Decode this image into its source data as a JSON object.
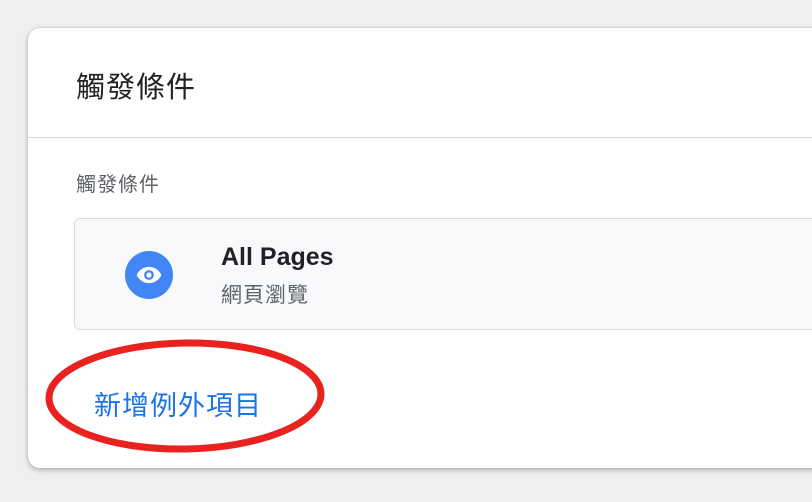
{
  "card": {
    "title": "觸發條件",
    "section_label": "觸發條件"
  },
  "trigger": {
    "name": "All Pages",
    "type": "網頁瀏覽",
    "icon": "eye-icon",
    "icon_color": "#4285f4"
  },
  "actions": {
    "add_exception_label": "新增例外項目",
    "link_color": "#1a73e8"
  },
  "annotation": {
    "shape": "ellipse",
    "color": "#e8231f"
  }
}
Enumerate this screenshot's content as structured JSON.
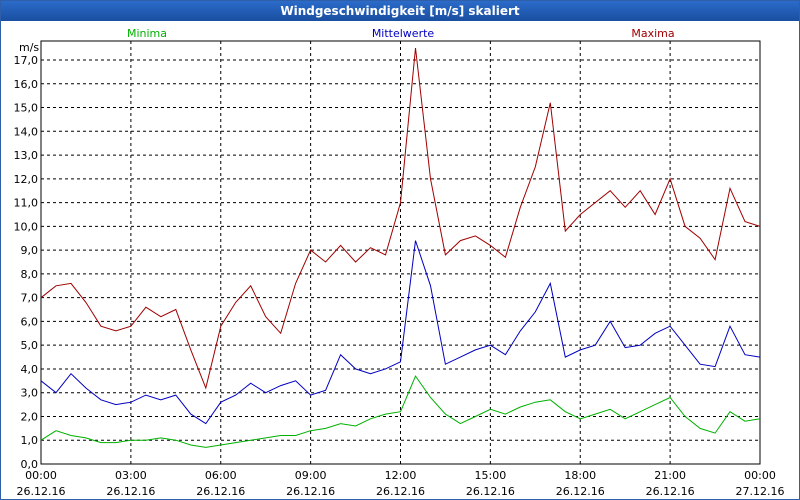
{
  "window": {
    "title": "Windgeschwindigkeit [m/s] skaliert"
  },
  "chart_data": {
    "type": "line",
    "ylabel": "m/s",
    "ylim": [
      0,
      17.8
    ],
    "yticks": [
      "0,0",
      "1,0",
      "2,0",
      "3,0",
      "4,0",
      "5,0",
      "6,0",
      "7,0",
      "8,0",
      "9,0",
      "10,0",
      "11,0",
      "12,0",
      "13,0",
      "14,0",
      "15,0",
      "16,0",
      "17,0"
    ],
    "x_ticks": [
      {
        "time": "00:00",
        "date": "26.12.16"
      },
      {
        "time": "03:00",
        "date": "26.12.16"
      },
      {
        "time": "06:00",
        "date": "26.12.16"
      },
      {
        "time": "09:00",
        "date": "26.12.16"
      },
      {
        "time": "12:00",
        "date": "26.12.16"
      },
      {
        "time": "15:00",
        "date": "26.12.16"
      },
      {
        "time": "18:00",
        "date": "26.12.16"
      },
      {
        "time": "21:00",
        "date": "26.12.16"
      },
      {
        "time": "00:00",
        "date": "27.12.16"
      }
    ],
    "grid": true,
    "x_hours": [
      0,
      0.5,
      1,
      1.5,
      2,
      2.5,
      3,
      3.5,
      4,
      4.5,
      5,
      5.5,
      6,
      6.5,
      7,
      7.5,
      8,
      8.5,
      9,
      9.5,
      10,
      10.5,
      11,
      11.5,
      12,
      12.5,
      13,
      13.5,
      14,
      14.5,
      15,
      15.5,
      16,
      16.5,
      17,
      17.5,
      18,
      18.5,
      19,
      19.5,
      20,
      20.5,
      21,
      21.5,
      22,
      22.5,
      23,
      23.5,
      24
    ],
    "series": [
      {
        "name": "Minima",
        "color": "#00b000",
        "values": [
          1.0,
          1.4,
          1.2,
          1.1,
          0.9,
          0.9,
          1.0,
          1.0,
          1.1,
          1.0,
          0.8,
          0.7,
          0.8,
          0.9,
          1.0,
          1.1,
          1.2,
          1.2,
          1.4,
          1.5,
          1.7,
          1.6,
          1.9,
          2.1,
          2.2,
          3.7,
          2.8,
          2.1,
          1.7,
          2.0,
          2.3,
          2.1,
          2.4,
          2.6,
          2.7,
          2.2,
          1.9,
          2.1,
          2.3,
          1.9,
          2.2,
          2.5,
          2.8,
          2.0,
          1.5,
          1.3,
          2.2,
          1.8,
          1.9
        ]
      },
      {
        "name": "Mittelwerte",
        "color": "#0000c0",
        "values": [
          3.5,
          3.0,
          3.8,
          3.2,
          2.7,
          2.5,
          2.6,
          2.9,
          2.7,
          2.9,
          2.1,
          1.7,
          2.6,
          2.9,
          3.4,
          3.0,
          3.3,
          3.5,
          2.9,
          3.1,
          4.6,
          4.0,
          3.8,
          4.0,
          4.3,
          9.4,
          7.5,
          4.2,
          4.5,
          4.8,
          5.0,
          4.6,
          5.6,
          6.4,
          7.6,
          4.5,
          4.8,
          5.0,
          6.0,
          4.9,
          5.0,
          5.5,
          5.8,
          5.0,
          4.2,
          4.1,
          5.8,
          4.6,
          4.5
        ]
      },
      {
        "name": "Maxima",
        "color": "#a00000",
        "values": [
          7.0,
          7.5,
          7.6,
          6.8,
          5.8,
          5.6,
          5.8,
          6.6,
          6.2,
          6.5,
          4.8,
          3.2,
          5.8,
          6.8,
          7.5,
          6.2,
          5.5,
          7.6,
          9.0,
          8.5,
          9.2,
          8.5,
          9.1,
          8.8,
          11.0,
          17.5,
          12.0,
          8.8,
          9.4,
          9.6,
          9.2,
          8.7,
          10.8,
          12.5,
          15.2,
          9.8,
          10.5,
          11.0,
          11.5,
          10.8,
          11.5,
          10.5,
          12.0,
          10.0,
          9.5,
          8.6,
          11.6,
          10.2,
          10.0
        ]
      }
    ]
  }
}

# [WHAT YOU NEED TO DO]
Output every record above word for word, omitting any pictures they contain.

# [YOUR SOLUTION]
Decode this image into its source data as a JSON object.
{
  "card": {
    "title": "觸發條件",
    "section_label": "觸發條件"
  },
  "trigger": {
    "name": "All Pages",
    "type": "網頁瀏覽",
    "icon": "eye-icon",
    "icon_color": "#4285f4"
  },
  "actions": {
    "add_exception_label": "新增例外項目",
    "link_color": "#1a73e8"
  },
  "annotation": {
    "shape": "ellipse",
    "color": "#e8231f"
  }
}
Enumerate this screenshot's content as structured JSON.
{
  "window": {
    "title": "Windgeschwindigkeit [m/s] skaliert"
  },
  "chart_data": {
    "type": "line",
    "ylabel": "m/s",
    "ylim": [
      0,
      17.8
    ],
    "yticks": [
      "0,0",
      "1,0",
      "2,0",
      "3,0",
      "4,0",
      "5,0",
      "6,0",
      "7,0",
      "8,0",
      "9,0",
      "10,0",
      "11,0",
      "12,0",
      "13,0",
      "14,0",
      "15,0",
      "16,0",
      "17,0"
    ],
    "x_ticks": [
      {
        "time": "00:00",
        "date": "26.12.16"
      },
      {
        "time": "03:00",
        "date": "26.12.16"
      },
      {
        "time": "06:00",
        "date": "26.12.16"
      },
      {
        "time": "09:00",
        "date": "26.12.16"
      },
      {
        "time": "12:00",
        "date": "26.12.16"
      },
      {
        "time": "15:00",
        "date": "26.12.16"
      },
      {
        "time": "18:00",
        "date": "26.12.16"
      },
      {
        "time": "21:00",
        "date": "26.12.16"
      },
      {
        "time": "00:00",
        "date": "27.12.16"
      }
    ],
    "grid": true,
    "x_hours": [
      0,
      0.5,
      1,
      1.5,
      2,
      2.5,
      3,
      3.5,
      4,
      4.5,
      5,
      5.5,
      6,
      6.5,
      7,
      7.5,
      8,
      8.5,
      9,
      9.5,
      10,
      10.5,
      11,
      11.5,
      12,
      12.5,
      13,
      13.5,
      14,
      14.5,
      15,
      15.5,
      16,
      16.5,
      17,
      17.5,
      18,
      18.5,
      19,
      19.5,
      20,
      20.5,
      21,
      21.5,
      22,
      22.5,
      23,
      23.5,
      24
    ],
    "series": [
      {
        "name": "Minima",
        "color": "#00b000",
        "values": [
          1.0,
          1.4,
          1.2,
          1.1,
          0.9,
          0.9,
          1.0,
          1.0,
          1.1,
          1.0,
          0.8,
          0.7,
          0.8,
          0.9,
          1.0,
          1.1,
          1.2,
          1.2,
          1.4,
          1.5,
          1.7,
          1.6,
          1.9,
          2.1,
          2.2,
          3.7,
          2.8,
          2.1,
          1.7,
          2.0,
          2.3,
          2.1,
          2.4,
          2.6,
          2.7,
          2.2,
          1.9,
          2.1,
          2.3,
          1.9,
          2.2,
          2.5,
          2.8,
          2.0,
          1.5,
          1.3,
          2.2,
          1.8,
          1.9
        ]
      },
      {
        "name": "Mittelwerte",
        "color": "#0000c0",
        "values": [
          3.5,
          3.0,
          3.8,
          3.2,
          2.7,
          2.5,
          2.6,
          2.9,
          2.7,
          2.9,
          2.1,
          1.7,
          2.6,
          2.9,
          3.4,
          3.0,
          3.3,
          3.5,
          2.9,
          3.1,
          4.6,
          4.0,
          3.8,
          4.0,
          4.3,
          9.4,
          7.5,
          4.2,
          4.5,
          4.8,
          5.0,
          4.6,
          5.6,
          6.4,
          7.6,
          4.5,
          4.8,
          5.0,
          6.0,
          4.9,
          5.0,
          5.5,
          5.8,
          5.0,
          4.2,
          4.1,
          5.8,
          4.6,
          4.5
        ]
      },
      {
        "name": "Maxima",
        "color": "#a00000",
        "values": [
          7.0,
          7.5,
          7.6,
          6.8,
          5.8,
          5.6,
          5.8,
          6.6,
          6.2,
          6.5,
          4.8,
          3.2,
          5.8,
          6.8,
          7.5,
          6.2,
          5.5,
          7.6,
          9.0,
          8.5,
          9.2,
          8.5,
          9.1,
          8.8,
          11.0,
          17.5,
          12.0,
          8.8,
          9.4,
          9.6,
          9.2,
          8.7,
          10.8,
          12.5,
          15.2,
          9.8,
          10.5,
          11.0,
          11.5,
          10.8,
          11.5,
          10.5,
          12.0,
          10.0,
          9.5,
          8.6,
          11.6,
          10.2,
          10.0
        ]
      }
    ]
  }
}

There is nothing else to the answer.